In his third issue, Appellant contends that the trial court erred by allowing the State to cross-examine Appellant during the bond hearing. He cites Ex parte Homan, 963 S.W.2d 543, 544 (Tex.App.-Tyler 1996), pet. dism'd, improvidently granted, 962 S.W.2d 599, 600 (Tex.Crim.App.1998). In Ex parte Homan, this court held that a defendant may testify as to his ability to make bail without subjecting himself to cross-examination on the nature and circumstances of the offense with which he is charged. This court further held that a defendant is not immune from cross-examination on other issues he injects into the hearing.

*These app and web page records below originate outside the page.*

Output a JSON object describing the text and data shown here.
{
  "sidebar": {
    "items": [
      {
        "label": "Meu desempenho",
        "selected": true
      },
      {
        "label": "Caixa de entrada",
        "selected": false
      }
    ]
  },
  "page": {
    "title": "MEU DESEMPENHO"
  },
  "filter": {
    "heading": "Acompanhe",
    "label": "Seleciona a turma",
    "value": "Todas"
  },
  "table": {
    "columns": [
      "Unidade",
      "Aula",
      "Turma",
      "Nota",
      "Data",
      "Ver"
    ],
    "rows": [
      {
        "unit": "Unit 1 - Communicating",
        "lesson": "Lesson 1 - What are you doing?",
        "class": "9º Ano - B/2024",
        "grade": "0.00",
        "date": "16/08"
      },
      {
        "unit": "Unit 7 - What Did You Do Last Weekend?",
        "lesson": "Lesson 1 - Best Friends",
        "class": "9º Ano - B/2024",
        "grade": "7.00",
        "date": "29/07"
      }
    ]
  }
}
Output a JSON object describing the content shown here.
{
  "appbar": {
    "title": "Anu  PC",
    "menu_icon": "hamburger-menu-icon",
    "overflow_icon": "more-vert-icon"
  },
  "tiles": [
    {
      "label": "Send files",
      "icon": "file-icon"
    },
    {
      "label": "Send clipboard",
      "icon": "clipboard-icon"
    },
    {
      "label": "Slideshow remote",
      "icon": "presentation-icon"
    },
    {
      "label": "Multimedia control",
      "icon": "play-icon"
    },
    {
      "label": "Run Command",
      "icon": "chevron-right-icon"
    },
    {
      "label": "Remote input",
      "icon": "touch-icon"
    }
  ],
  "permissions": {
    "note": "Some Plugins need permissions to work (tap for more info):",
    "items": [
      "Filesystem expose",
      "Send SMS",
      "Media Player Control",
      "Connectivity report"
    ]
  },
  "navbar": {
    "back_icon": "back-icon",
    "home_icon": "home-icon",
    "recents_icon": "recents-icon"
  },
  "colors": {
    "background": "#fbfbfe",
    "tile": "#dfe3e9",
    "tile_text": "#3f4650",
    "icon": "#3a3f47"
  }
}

When asked if he was a member of the Southside Crips, Appellant denied it before his counsel could object. The State then introduced letters which Appellant wrote to his brother (who received the death penalty for the same offense with which Appellant is charged), girlfriends and sisters that reveal he was a member of the Southside Crips. The letters also indicate that Appellant would pose a danger to the community and be a flight risk if released.
Since Appellant answered the question before his counsel could object, there was no error by the trial court in allowing the State to introduce evidence of gang membership. Further, since the letters were properly introduced, the trial court could consider those matters in the letters pertaining to flight risk and community safety. Appellant's third issue is overruled.
The order of the trial court setting bond at $600,000.00 is affirmed.